After three years of offering co-working spaces to young startups and entrepreneurs, General Assembly has decided to shut down the co-working brand of its business in 2014, according to multiple sources as well as a blog post.
According to the post, it simply makes more economic sense to shut down the co-working branch of the company and shift complete focus to the educational arm of General Assembly, which provides classes on things like Digital Marketing, Business Fundamentals and Tactics, and Back-end Web Development.
As it stands now, General Assembly already has 3,000 alumni students who have taken a longer term class with them, and 70k students who have step foot inside one of GA’s worldwide offices looking for mingling space and/or a class to enroll in.
The General Assembly building in New York’s flatiron district is a 30,000 square foot space, 11,000 square feet of which have been dedicated to the co-working area, with tenants like Neverware and Alphapipe taking up the space. While the GA space itself will be expanding to 45,000 square feet in the next few months, the dedicated co-working space will soon be occupied with GA staff while the communal space will be used as an alumni hang-out/event space.
Here’s what Jake Schwartz, CEO and co-founder, said in the blog post:
Over the past two and a half years, our community has grown much larger than our amazing co-working members. It now encompasses the tens of thousands of students who’ve come through our doors and the more than 3,000 alumni of our long-form courses, not to mention the hundreds of instructors and the 2,000 hiring partners who come to GA in search of top talent. Similarly, support once meant desks and space, but has come to also mean instruction, opportunity and talent for our students and hiring partners.
It is in this context that we have made the decision to stop offering our coworking services in 2014. It is not a decision we took lightly – but it is a necessary one as we work to expand our global network of students and alumni.
“I’ve been at GA since the beginning and will be sad to leave,” said Avi Berkowitz, AlphaPipe’s co-founder. “However, our team has grown significantly in recent months and so the need to move was something already in the cards for us.”
Luckily for Berkowitz and other tenants, there are a number of co-working spaces in the NYC area that have open arms.

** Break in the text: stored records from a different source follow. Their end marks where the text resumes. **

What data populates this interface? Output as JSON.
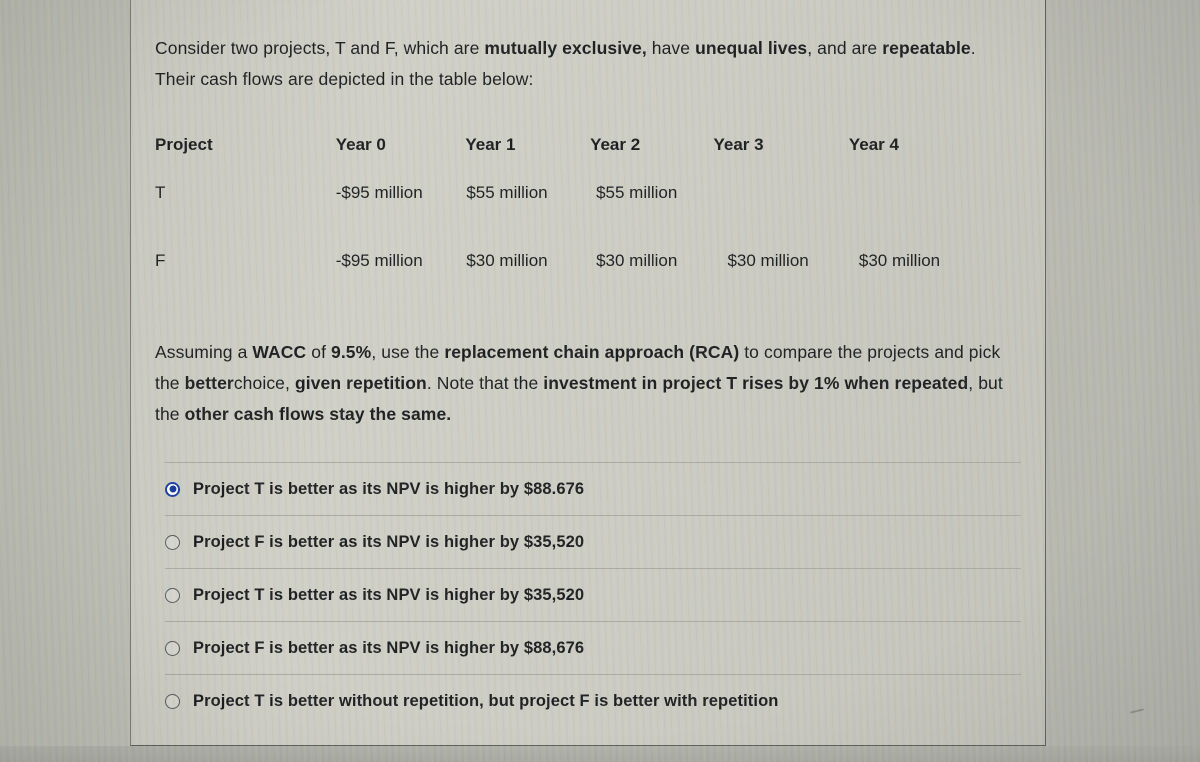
{
  "question": {
    "intro_parts": [
      {
        "text": "Consider two projects, T and F, which are ",
        "bold": false
      },
      {
        "text": "mutually exclusive,",
        "bold": true
      },
      {
        "text": " have ",
        "bold": false
      },
      {
        "text": "unequal lives",
        "bold": true
      },
      {
        "text": ", and are ",
        "bold": false
      },
      {
        "text": "repeatable",
        "bold": true
      },
      {
        "text": ". Their cash flows are depicted in the table below:",
        "bold": false
      }
    ],
    "instruction_parts": [
      {
        "text": "Assuming a ",
        "bold": false
      },
      {
        "text": "WACC",
        "bold": true
      },
      {
        "text": " of ",
        "bold": false
      },
      {
        "text": "9.5%",
        "bold": true
      },
      {
        "text": ", use the ",
        "bold": false
      },
      {
        "text": "replacement chain approach (RCA)",
        "bold": true
      },
      {
        "text": " to compare the projects and pick the ",
        "bold": false
      },
      {
        "text": "better",
        "bold": true
      },
      {
        "text": "choice, ",
        "bold": false
      },
      {
        "text": "given repetition",
        "bold": true
      },
      {
        "text": ". Note that the ",
        "bold": false
      },
      {
        "text": "investment in project T rises by 1% when repeated",
        "bold": true
      },
      {
        "text": ", but the ",
        "bold": false
      },
      {
        "text": "other cash flows stay the same.",
        "bold": true
      }
    ]
  },
  "table": {
    "headers": [
      "Project",
      "Year 0",
      "Year 1",
      "Year 2",
      "Year 3",
      "Year 4"
    ],
    "rows": [
      {
        "project": "T",
        "cells": [
          "-$95 million",
          "$55 million",
          "$55 million",
          "",
          ""
        ]
      },
      {
        "project": "F",
        "cells": [
          "-$95 million",
          "$30 million",
          "$30 million",
          "$30 million",
          "$30 million"
        ]
      }
    ]
  },
  "options": [
    {
      "label": "Project T is better as its NPV is higher by $88.676",
      "selected": true
    },
    {
      "label": "Project F is better as its NPV is higher by $35,520",
      "selected": false
    },
    {
      "label": "Project T is better as its NPV is higher by $35,520",
      "selected": false
    },
    {
      "label": "Project F is better as its NPV is higher by $88,676",
      "selected": false
    },
    {
      "label": "Project T is better without repetition, but project F is better with repetition",
      "selected": false
    }
  ],
  "colors": {
    "panel_background": "#cbccc2",
    "outer_background": "#b9bab2",
    "text": "#1b1c1e",
    "selected_radio": "#16379a",
    "radio_outline": "#54565a",
    "separator": "#a9aaa2",
    "panel_border": "#5d5e58"
  }
}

The landscape has changed quite drastically from when General Assembly first opened its doors as one of the only collaborative working spaces in the city.
However, with the pivot in the business at GA (now focused predominantly on education) and the soaring price of real estate in the Flat Iron district, this seems to be a decision that makes the most sense for General Assembly.
So confirms Schwartz in the blog post: “For a long time now, coworking has been a small part of the “business” of GA, even as it has remained important as a reminder of community as a founding an ongoing value of our company.”